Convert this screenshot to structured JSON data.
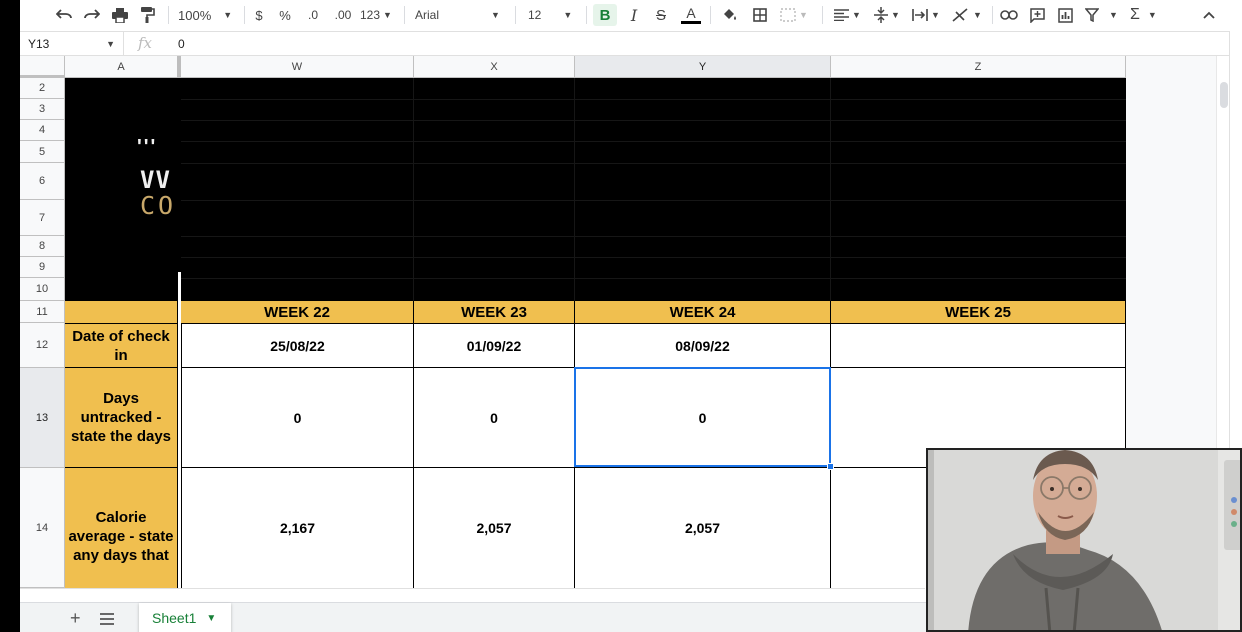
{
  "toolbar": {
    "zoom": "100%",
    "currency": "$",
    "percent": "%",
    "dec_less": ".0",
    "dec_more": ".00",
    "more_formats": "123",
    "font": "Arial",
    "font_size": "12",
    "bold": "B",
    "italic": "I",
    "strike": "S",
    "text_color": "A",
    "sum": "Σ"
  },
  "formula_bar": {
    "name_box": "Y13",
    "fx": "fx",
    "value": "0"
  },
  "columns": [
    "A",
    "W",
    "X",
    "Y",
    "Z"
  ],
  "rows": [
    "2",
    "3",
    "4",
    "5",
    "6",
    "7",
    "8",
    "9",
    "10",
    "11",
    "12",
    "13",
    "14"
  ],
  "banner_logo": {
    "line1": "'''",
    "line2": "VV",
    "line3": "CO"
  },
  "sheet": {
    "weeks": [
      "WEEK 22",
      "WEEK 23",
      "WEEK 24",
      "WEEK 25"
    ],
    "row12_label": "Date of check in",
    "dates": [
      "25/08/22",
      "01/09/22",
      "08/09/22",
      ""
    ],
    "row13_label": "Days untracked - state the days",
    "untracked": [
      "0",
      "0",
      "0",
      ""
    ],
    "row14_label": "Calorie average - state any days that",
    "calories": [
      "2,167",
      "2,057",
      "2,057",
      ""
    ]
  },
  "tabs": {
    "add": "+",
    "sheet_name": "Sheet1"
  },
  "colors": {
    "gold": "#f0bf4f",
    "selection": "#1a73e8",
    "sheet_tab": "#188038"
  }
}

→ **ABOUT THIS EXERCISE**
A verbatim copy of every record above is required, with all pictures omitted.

→ **SOLUTION TO THE EXERCISE**
Convert this screenshot to structured JSON data.
{
  "toolbar": {
    "zoom": "100%",
    "currency": "$",
    "percent": "%",
    "dec_less": ".0",
    "dec_more": ".00",
    "more_formats": "123",
    "font": "Arial",
    "font_size": "12",
    "bold": "B",
    "italic": "I",
    "strike": "S",
    "text_color": "A",
    "sum": "Σ"
  },
  "formula_bar": {
    "name_box": "Y13",
    "fx": "fx",
    "value": "0"
  },
  "columns": [
    "A",
    "W",
    "X",
    "Y",
    "Z"
  ],
  "rows": [
    "2",
    "3",
    "4",
    "5",
    "6",
    "7",
    "8",
    "9",
    "10",
    "11",
    "12",
    "13",
    "14"
  ],
  "banner_logo": {
    "line1": "'''",
    "line2": "VV",
    "line3": "CO"
  },
  "sheet": {
    "weeks": [
      "WEEK 22",
      "WEEK 23",
      "WEEK 24",
      "WEEK 25"
    ],
    "row12_label": "Date of check in",
    "dates": [
      "25/08/22",
      "01/09/22",
      "08/09/22",
      ""
    ],
    "row13_label": "Days untracked - state the days",
    "untracked": [
      "0",
      "0",
      "0",
      ""
    ],
    "row14_label": "Calorie average - state any days that",
    "calories": [
      "2,167",
      "2,057",
      "2,057",
      ""
    ]
  },
  "tabs": {
    "add": "+",
    "sheet_name": "Sheet1"
  },
  "colors": {
    "gold": "#f0bf4f",
    "selection": "#1a73e8",
    "sheet_tab": "#188038"
  }
}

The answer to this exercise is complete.